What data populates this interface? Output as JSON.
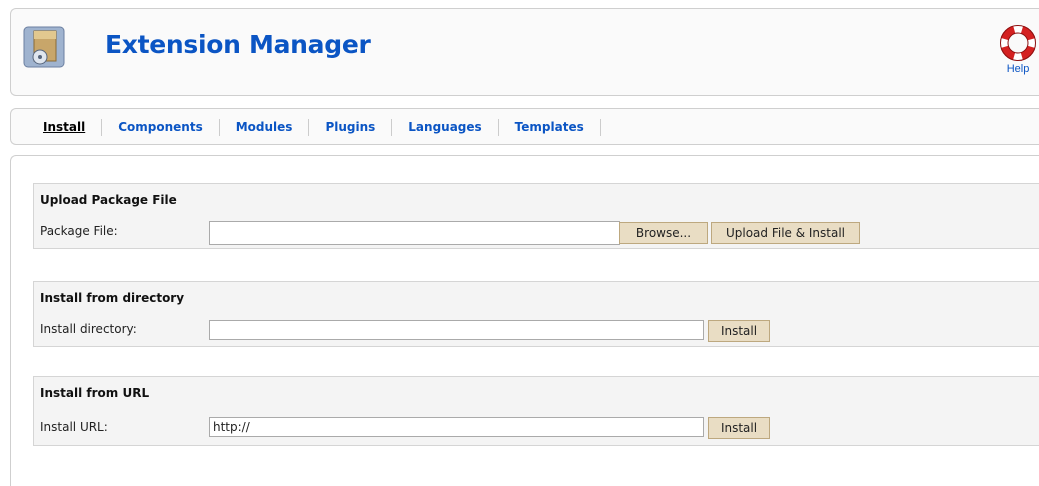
{
  "header": {
    "title": "Extension Manager",
    "help_label": "Help"
  },
  "submenu": {
    "items": [
      {
        "label": "Install",
        "active": true
      },
      {
        "label": "Components"
      },
      {
        "label": "Modules"
      },
      {
        "label": "Plugins"
      },
      {
        "label": "Languages"
      },
      {
        "label": "Templates"
      }
    ]
  },
  "upload": {
    "title": "Upload Package File",
    "label": "Package File:",
    "value": "",
    "browse_label": "Browse...",
    "submit_label": "Upload File & Install"
  },
  "directory": {
    "title": "Install from directory",
    "label": "Install directory:",
    "value": "",
    "submit_label": "Install"
  },
  "url": {
    "title": "Install from URL",
    "label": "Install URL:",
    "value": "http://",
    "submit_label": "Install"
  },
  "colors": {
    "link": "#0b55c4",
    "button_bg": "#e9ddc4",
    "panel_bg": "#f4f4f4"
  }
}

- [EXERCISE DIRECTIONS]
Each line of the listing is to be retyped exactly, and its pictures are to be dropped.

- [RESULT OF THIS TASK]
What data populates this interface? Output as JSON.
{
  "header": {
    "title": "Extension Manager",
    "help_label": "Help"
  },
  "submenu": {
    "items": [
      {
        "label": "Install",
        "active": true
      },
      {
        "label": "Components"
      },
      {
        "label": "Modules"
      },
      {
        "label": "Plugins"
      },
      {
        "label": "Languages"
      },
      {
        "label": "Templates"
      }
    ]
  },
  "upload": {
    "title": "Upload Package File",
    "label": "Package File:",
    "value": "",
    "browse_label": "Browse...",
    "submit_label": "Upload File & Install"
  },
  "directory": {
    "title": "Install from directory",
    "label": "Install directory:",
    "value": "",
    "submit_label": "Install"
  },
  "url": {
    "title": "Install from URL",
    "label": "Install URL:",
    "value": "http://",
    "submit_label": "Install"
  },
  "colors": {
    "link": "#0b55c4",
    "button_bg": "#e9ddc4",
    "panel_bg": "#f4f4f4"
  }
}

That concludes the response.